ISIS had posed a direct threat to the Trans-Afghan railway project. Consequently, the tripartite delegation of Afghanistan, Uzbekistan, and Pakistan, which conducted a preliminary survey of this project in June 2022, allocated the most funds to security measures, such as renting armored cars and hiring security forces to protect the technical team. Since ISIS has carried out multiple operations in Kabul and Herat provinces and has directly threatened this project, it could be a serious impediment to its progress. This is especially true since the project route passes through mountainous and problematic areas, making it impossible to provide security if ISIS is active in Afghanistan. Additionally, since the TTP and other militia groups are waging military operations against the Pakistani government, this could be another threat to the successful implementation of this project.
5- Topography of the Project Route
Based on the initial survey, this project is set to traverse mountainous regions and rugged valleys. From a technical standpoint, railway routes typically pass through even terrain so that the gradient is low and large arches are avoided. This makes it difficult to adjust the project in terms of the inclination or gradient of the curves. Additionally, the project passes through areas with dry climates, which makes its adaptation, operation, and transfers challenging during the cold and snowy season.
6- Lack of Construction Materials
Given the current conditions in Afghanistan, fewer industrial companies are operating in the country, and none have committed to providing railway construction materials. As a result, all materials for the project must be imported from other countries, making the project costly, time-consuming, and difficult to implement.
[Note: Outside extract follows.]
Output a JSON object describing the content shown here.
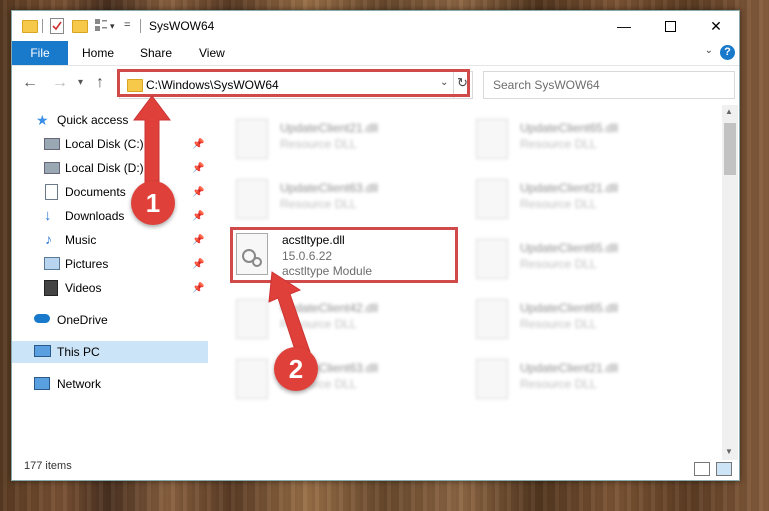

Therefore, Uzbekistan is the best option for procuring the necessary building materials for the project, and one of the reasons for Uzbekistan’s interest in this project is the potential benefits it will gain from its implementation.
7- Regional Countries Face Conflict of Interests
The implementation of this project is in conflict with the interests of some countries in the region, leading to the possibility of Iran opposing it. Iran is attempting to link the Khaf-Herat railway line to the Hairatan-Mazar-e-Sharif railway line, as this would increase their exports to Afghanistan and allow Central Asian countries to access the Chabahar seaport. Consequently, a high-ranking Iranian government delegation visited Kabul during the previous government to discuss the implementation of this project. Furthermore, several Uzbek businessmen and economic sectors have resisted the Afghanistan-Trans project, as they deem Iran’s route and Chabahar port to be safer and more beneficial than Pakistan’s route, given the current conditions in Pakistan.
8- Land Acquisition
The Afghanistan-Trans railway project is being hindered by the presence of numerous privately-owned lands, resulting in increased costs and delays.
Despite the economic and commercial importance of the Afghanistan-Trans railway project to all three countries, it is impossible to implement it due to financial constraints, conflicting interests, and a lack of managerial and technical capacity, particularly in the current climate. None of the three countries can afford to pay their financial share, and the topography of the project route, land acquisition, lack of railway construction materials, lack of technical and managerial capacity in Afghanistan, and security issues all contribute to the cost of the project and make it difficult to implement. Furthermore, until a legitimate government is established in Afghanistan, it is unlikely that large financial sources such as the Asian Development Bank, the World Bank, or any other country, will be willing to invest in the construction of this project.